Task brief –
Restate all entries word for word, minus pictures.

Collected data entries –
····················
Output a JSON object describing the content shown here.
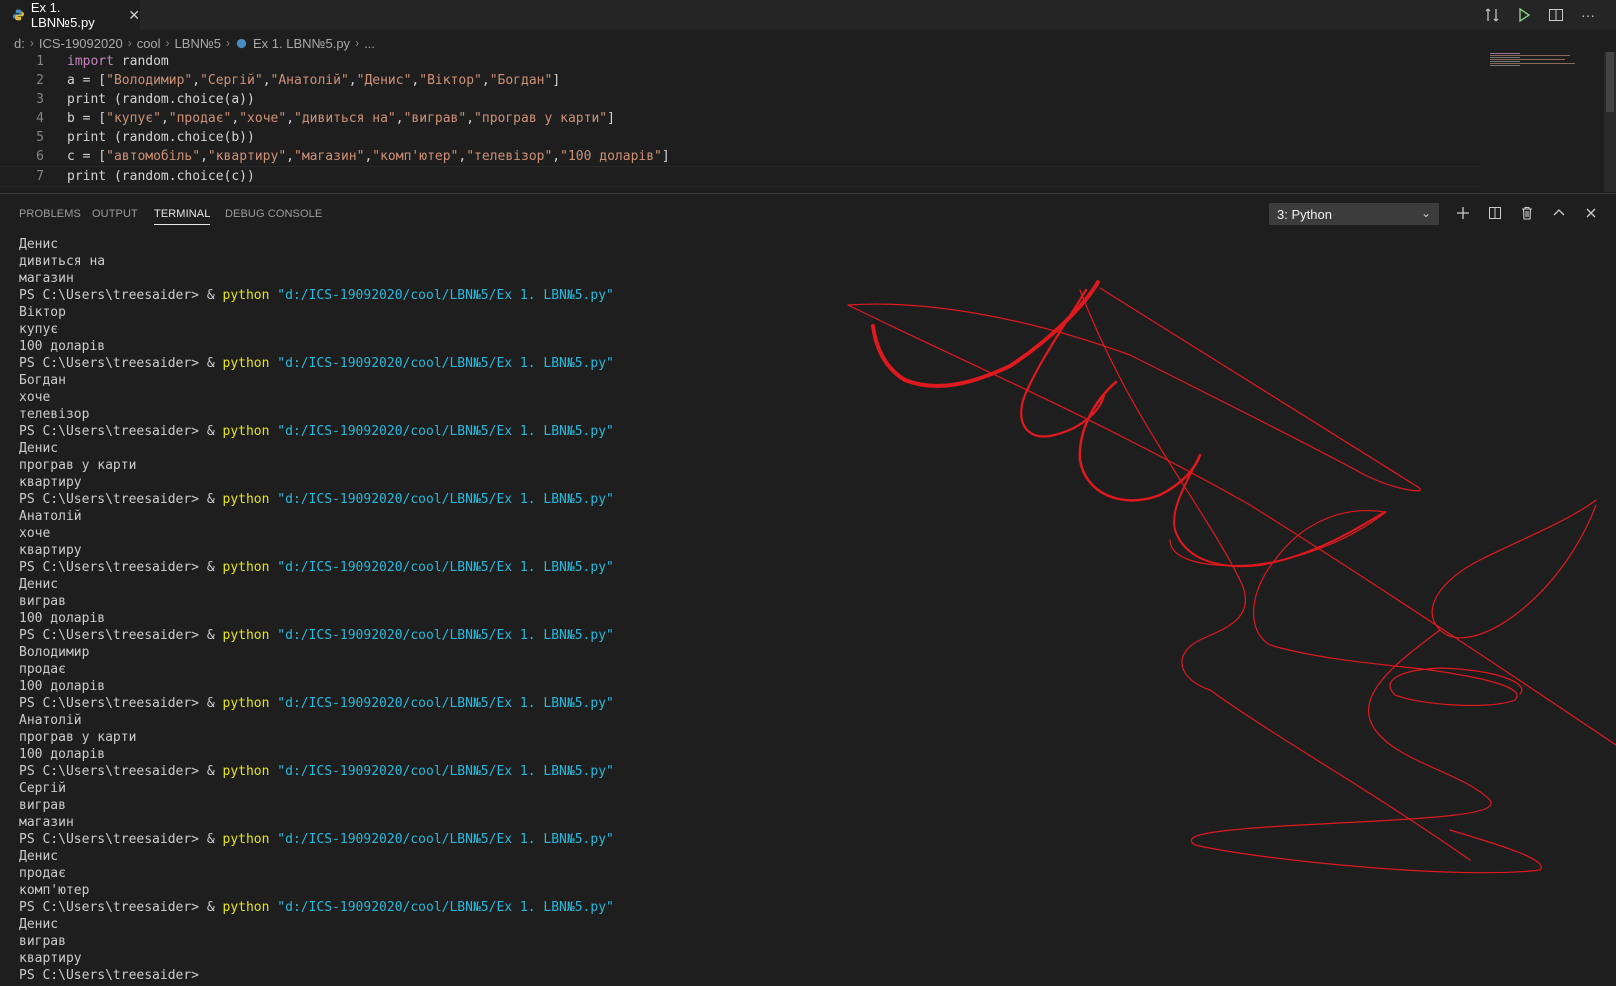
{
  "tab": {
    "label": "Ex 1. LBN№5.py",
    "close_icon": "close-icon"
  },
  "title_actions": [
    {
      "name": "open-changes-icon",
      "glyph": "⇄"
    },
    {
      "name": "run-icon",
      "glyph": "▷"
    },
    {
      "name": "split-editor-icon",
      "glyph": "◫"
    },
    {
      "name": "more-actions-icon",
      "glyph": "···"
    }
  ],
  "breadcrumb": [
    "d:",
    "ICS-19092020",
    "cool",
    "LBN№5",
    "Ex 1. LBN№5.py",
    "..."
  ],
  "editor": {
    "lines": [
      {
        "num": "1",
        "code": [
          {
            "t": "kw",
            "v": "import"
          },
          {
            "t": "p",
            "v": " random"
          }
        ]
      },
      {
        "num": "2",
        "code": [
          {
            "t": "p",
            "v": "a = ["
          },
          {
            "t": "str",
            "v": "\"Володимир\""
          },
          {
            "t": "p",
            "v": ","
          },
          {
            "t": "str",
            "v": "\"Сергій\""
          },
          {
            "t": "p",
            "v": ","
          },
          {
            "t": "str",
            "v": "\"Анатолій\""
          },
          {
            "t": "p",
            "v": ","
          },
          {
            "t": "str",
            "v": "\"Денис\""
          },
          {
            "t": "p",
            "v": ","
          },
          {
            "t": "str",
            "v": "\"Віктор\""
          },
          {
            "t": "p",
            "v": ","
          },
          {
            "t": "str",
            "v": "\"Богдан\""
          },
          {
            "t": "p",
            "v": "]"
          }
        ]
      },
      {
        "num": "3",
        "code": [
          {
            "t": "p",
            "v": "print (random.choice(a))"
          }
        ]
      },
      {
        "num": "4",
        "code": [
          {
            "t": "p",
            "v": "b = ["
          },
          {
            "t": "str",
            "v": "\"купує\""
          },
          {
            "t": "p",
            "v": ","
          },
          {
            "t": "str",
            "v": "\"продає\""
          },
          {
            "t": "p",
            "v": ","
          },
          {
            "t": "str",
            "v": "\"хоче\""
          },
          {
            "t": "p",
            "v": ","
          },
          {
            "t": "str",
            "v": "\"дивиться на\""
          },
          {
            "t": "p",
            "v": ","
          },
          {
            "t": "str",
            "v": "\"виграв\""
          },
          {
            "t": "p",
            "v": ","
          },
          {
            "t": "str",
            "v": "\"програв у карти\""
          },
          {
            "t": "p",
            "v": "]"
          }
        ]
      },
      {
        "num": "5",
        "code": [
          {
            "t": "p",
            "v": "print (random.choice(b))"
          }
        ]
      },
      {
        "num": "6",
        "code": [
          {
            "t": "p",
            "v": "c = ["
          },
          {
            "t": "str",
            "v": "\"автомобіль\""
          },
          {
            "t": "p",
            "v": ","
          },
          {
            "t": "str",
            "v": "\"квартиру\""
          },
          {
            "t": "p",
            "v": ","
          },
          {
            "t": "str",
            "v": "\"магазин\""
          },
          {
            "t": "p",
            "v": ","
          },
          {
            "t": "str",
            "v": "\"комп'ютер\""
          },
          {
            "t": "p",
            "v": ","
          },
          {
            "t": "str",
            "v": "\"телевізор\""
          },
          {
            "t": "p",
            "v": ","
          },
          {
            "t": "str",
            "v": "\"100 доларів\""
          },
          {
            "t": "p",
            "v": "]"
          }
        ]
      },
      {
        "num": "7",
        "code": [
          {
            "t": "p",
            "v": "print (random.choice(c))"
          }
        ]
      }
    ]
  },
  "panel": {
    "tabs": [
      "PROBLEMS",
      "OUTPUT",
      "TERMINAL",
      "DEBUG CONSOLE"
    ],
    "active_tab": "TERMINAL",
    "terminal_select": "3: Python",
    "actions": [
      {
        "name": "new-terminal-icon",
        "glyph": "+"
      },
      {
        "name": "split-terminal-icon",
        "glyph": "◫"
      },
      {
        "name": "kill-terminal-icon",
        "glyph": "🗑"
      },
      {
        "name": "maximize-panel-icon",
        "glyph": "⌃"
      },
      {
        "name": "close-panel-icon",
        "glyph": "✕"
      }
    ]
  },
  "terminal": {
    "prompt": "PS C:\\Users\\treesaider> ",
    "amp": "& ",
    "cmd": "python",
    "path": " \"d:/ICS-19092020/cool/LBN№5/Ex 1. LBN№5.py\"",
    "lines": [
      {
        "type": "out",
        "text": "Денис"
      },
      {
        "type": "out",
        "text": "дивиться на"
      },
      {
        "type": "out",
        "text": "магазин"
      },
      {
        "type": "cmd"
      },
      {
        "type": "out",
        "text": "Віктор"
      },
      {
        "type": "out",
        "text": "купує"
      },
      {
        "type": "out",
        "text": "100 доларів"
      },
      {
        "type": "cmd"
      },
      {
        "type": "out",
        "text": "Богдан"
      },
      {
        "type": "out",
        "text": "хоче"
      },
      {
        "type": "out",
        "text": "телевізор"
      },
      {
        "type": "cmd"
      },
      {
        "type": "out",
        "text": "Денис"
      },
      {
        "type": "out",
        "text": "програв у карти"
      },
      {
        "type": "out",
        "text": "квартиру"
      },
      {
        "type": "cmd"
      },
      {
        "type": "out",
        "text": "Анатолій"
      },
      {
        "type": "out",
        "text": "хоче"
      },
      {
        "type": "out",
        "text": "квартиру"
      },
      {
        "type": "cmd"
      },
      {
        "type": "out",
        "text": "Денис"
      },
      {
        "type": "out",
        "text": "виграв"
      },
      {
        "type": "out",
        "text": "100 доларів"
      },
      {
        "type": "cmd"
      },
      {
        "type": "out",
        "text": "Володимир"
      },
      {
        "type": "out",
        "text": "продає"
      },
      {
        "type": "out",
        "text": "100 доларів"
      },
      {
        "type": "cmd"
      },
      {
        "type": "out",
        "text": "Анатолій"
      },
      {
        "type": "out",
        "text": "програв у карти"
      },
      {
        "type": "out",
        "text": "100 доларів"
      },
      {
        "type": "cmd"
      },
      {
        "type": "out",
        "text": "Сергій"
      },
      {
        "type": "out",
        "text": "виграв"
      },
      {
        "type": "out",
        "text": "магазин"
      },
      {
        "type": "cmd"
      },
      {
        "type": "out",
        "text": "Денис"
      },
      {
        "type": "out",
        "text": "продає"
      },
      {
        "type": "out",
        "text": "комп'ютер"
      },
      {
        "type": "cmd"
      },
      {
        "type": "out",
        "text": "Денис"
      },
      {
        "type": "out",
        "text": "виграв"
      },
      {
        "type": "out",
        "text": "квартиру"
      },
      {
        "type": "prompt"
      }
    ]
  },
  "colors": {
    "keyword": "#c586c0",
    "string": "#ce9178",
    "python_cmd": "#e5e510",
    "path": "#29b8db",
    "scribble": "#e0191f"
  }
}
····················
Your solution –
Output a JSON object describing the content shown here.
{
  "tab": {
    "label": "Ex 1. LBN№5.py",
    "close_icon": "close-icon"
  },
  "title_actions": [
    {
      "name": "open-changes-icon",
      "glyph": "⇄"
    },
    {
      "name": "run-icon",
      "glyph": "▷"
    },
    {
      "name": "split-editor-icon",
      "glyph": "◫"
    },
    {
      "name": "more-actions-icon",
      "glyph": "···"
    }
  ],
  "breadcrumb": [
    "d:",
    "ICS-19092020",
    "cool",
    "LBN№5",
    "Ex 1. LBN№5.py",
    "..."
  ],
  "editor": {
    "lines": [
      {
        "num": "1",
        "code": [
          {
            "t": "kw",
            "v": "import"
          },
          {
            "t": "p",
            "v": " random"
          }
        ]
      },
      {
        "num": "2",
        "code": [
          {
            "t": "p",
            "v": "a = ["
          },
          {
            "t": "str",
            "v": "\"Володимир\""
          },
          {
            "t": "p",
            "v": ","
          },
          {
            "t": "str",
            "v": "\"Сергій\""
          },
          {
            "t": "p",
            "v": ","
          },
          {
            "t": "str",
            "v": "\"Анатолій\""
          },
          {
            "t": "p",
            "v": ","
          },
          {
            "t": "str",
            "v": "\"Денис\""
          },
          {
            "t": "p",
            "v": ","
          },
          {
            "t": "str",
            "v": "\"Віктор\""
          },
          {
            "t": "p",
            "v": ","
          },
          {
            "t": "str",
            "v": "\"Богдан\""
          },
          {
            "t": "p",
            "v": "]"
          }
        ]
      },
      {
        "num": "3",
        "code": [
          {
            "t": "p",
            "v": "print (random.choice(a))"
          }
        ]
      },
      {
        "num": "4",
        "code": [
          {
            "t": "p",
            "v": "b = ["
          },
          {
            "t": "str",
            "v": "\"купує\""
          },
          {
            "t": "p",
            "v": ","
          },
          {
            "t": "str",
            "v": "\"продає\""
          },
          {
            "t": "p",
            "v": ","
          },
          {
            "t": "str",
            "v": "\"хоче\""
          },
          {
            "t": "p",
            "v": ","
          },
          {
            "t": "str",
            "v": "\"дивиться на\""
          },
          {
            "t": "p",
            "v": ","
          },
          {
            "t": "str",
            "v": "\"виграв\""
          },
          {
            "t": "p",
            "v": ","
          },
          {
            "t": "str",
            "v": "\"програв у карти\""
          },
          {
            "t": "p",
            "v": "]"
          }
        ]
      },
      {
        "num": "5",
        "code": [
          {
            "t": "p",
            "v": "print (random.choice(b))"
          }
        ]
      },
      {
        "num": "6",
        "code": [
          {
            "t": "p",
            "v": "c = ["
          },
          {
            "t": "str",
            "v": "\"автомобіль\""
          },
          {
            "t": "p",
            "v": ","
          },
          {
            "t": "str",
            "v": "\"квартиру\""
          },
          {
            "t": "p",
            "v": ","
          },
          {
            "t": "str",
            "v": "\"магазин\""
          },
          {
            "t": "p",
            "v": ","
          },
          {
            "t": "str",
            "v": "\"комп'ютер\""
          },
          {
            "t": "p",
            "v": ","
          },
          {
            "t": "str",
            "v": "\"телевізор\""
          },
          {
            "t": "p",
            "v": ","
          },
          {
            "t": "str",
            "v": "\"100 доларів\""
          },
          {
            "t": "p",
            "v": "]"
          }
        ]
      },
      {
        "num": "7",
        "code": [
          {
            "t": "p",
            "v": "print (random.choice(c))"
          }
        ]
      }
    ]
  },
  "panel": {
    "tabs": [
      "PROBLEMS",
      "OUTPUT",
      "TERMINAL",
      "DEBUG CONSOLE"
    ],
    "active_tab": "TERMINAL",
    "terminal_select": "3: Python",
    "actions": [
      {
        "name": "new-terminal-icon",
        "glyph": "+"
      },
      {
        "name": "split-terminal-icon",
        "glyph": "◫"
      },
      {
        "name": "kill-terminal-icon",
        "glyph": "🗑"
      },
      {
        "name": "maximize-panel-icon",
        "glyph": "⌃"
      },
      {
        "name": "close-panel-icon",
        "glyph": "✕"
      }
    ]
  },
  "terminal": {
    "prompt": "PS C:\\Users\\treesaider> ",
    "amp": "& ",
    "cmd": "python",
    "path": " \"d:/ICS-19092020/cool/LBN№5/Ex 1. LBN№5.py\"",
    "lines": [
      {
        "type": "out",
        "text": "Денис"
      },
      {
        "type": "out",
        "text": "дивиться на"
      },
      {
        "type": "out",
        "text": "магазин"
      },
      {
        "type": "cmd"
      },
      {
        "type": "out",
        "text": "Віктор"
      },
      {
        "type": "out",
        "text": "купує"
      },
      {
        "type": "out",
        "text": "100 доларів"
      },
      {
        "type": "cmd"
      },
      {
        "type": "out",
        "text": "Богдан"
      },
      {
        "type": "out",
        "text": "хоче"
      },
      {
        "type": "out",
        "text": "телевізор"
      },
      {
        "type": "cmd"
      },
      {
        "type": "out",
        "text": "Денис"
      },
      {
        "type": "out",
        "text": "програв у карти"
      },
      {
        "type": "out",
        "text": "квартиру"
      },
      {
        "type": "cmd"
      },
      {
        "type": "out",
        "text": "Анатолій"
      },
      {
        "type": "out",
        "text": "хоче"
      },
      {
        "type": "out",
        "text": "квартиру"
      },
      {
        "type": "cmd"
      },
      {
        "type": "out",
        "text": "Денис"
      },
      {
        "type": "out",
        "text": "виграв"
      },
      {
        "type": "out",
        "text": "100 доларів"
      },
      {
        "type": "cmd"
      },
      {
        "type": "out",
        "text": "Володимир"
      },
      {
        "type": "out",
        "text": "продає"
      },
      {
        "type": "out",
        "text": "100 доларів"
      },
      {
        "type": "cmd"
      },
      {
        "type": "out",
        "text": "Анатолій"
      },
      {
        "type": "out",
        "text": "програв у карти"
      },
      {
        "type": "out",
        "text": "100 доларів"
      },
      {
        "type": "cmd"
      },
      {
        "type": "out",
        "text": "Сергій"
      },
      {
        "type": "out",
        "text": "виграв"
      },
      {
        "type": "out",
        "text": "магазин"
      },
      {
        "type": "cmd"
      },
      {
        "type": "out",
        "text": "Денис"
      },
      {
        "type": "out",
        "text": "продає"
      },
      {
        "type": "out",
        "text": "комп'ютер"
      },
      {
        "type": "cmd"
      },
      {
        "type": "out",
        "text": "Денис"
      },
      {
        "type": "out",
        "text": "виграв"
      },
      {
        "type": "out",
        "text": "квартиру"
      },
      {
        "type": "prompt"
      }
    ]
  },
  "colors": {
    "keyword": "#c586c0",
    "string": "#ce9178",
    "python_cmd": "#e5e510",
    "path": "#29b8db",
    "scribble": "#e0191f"
  }
}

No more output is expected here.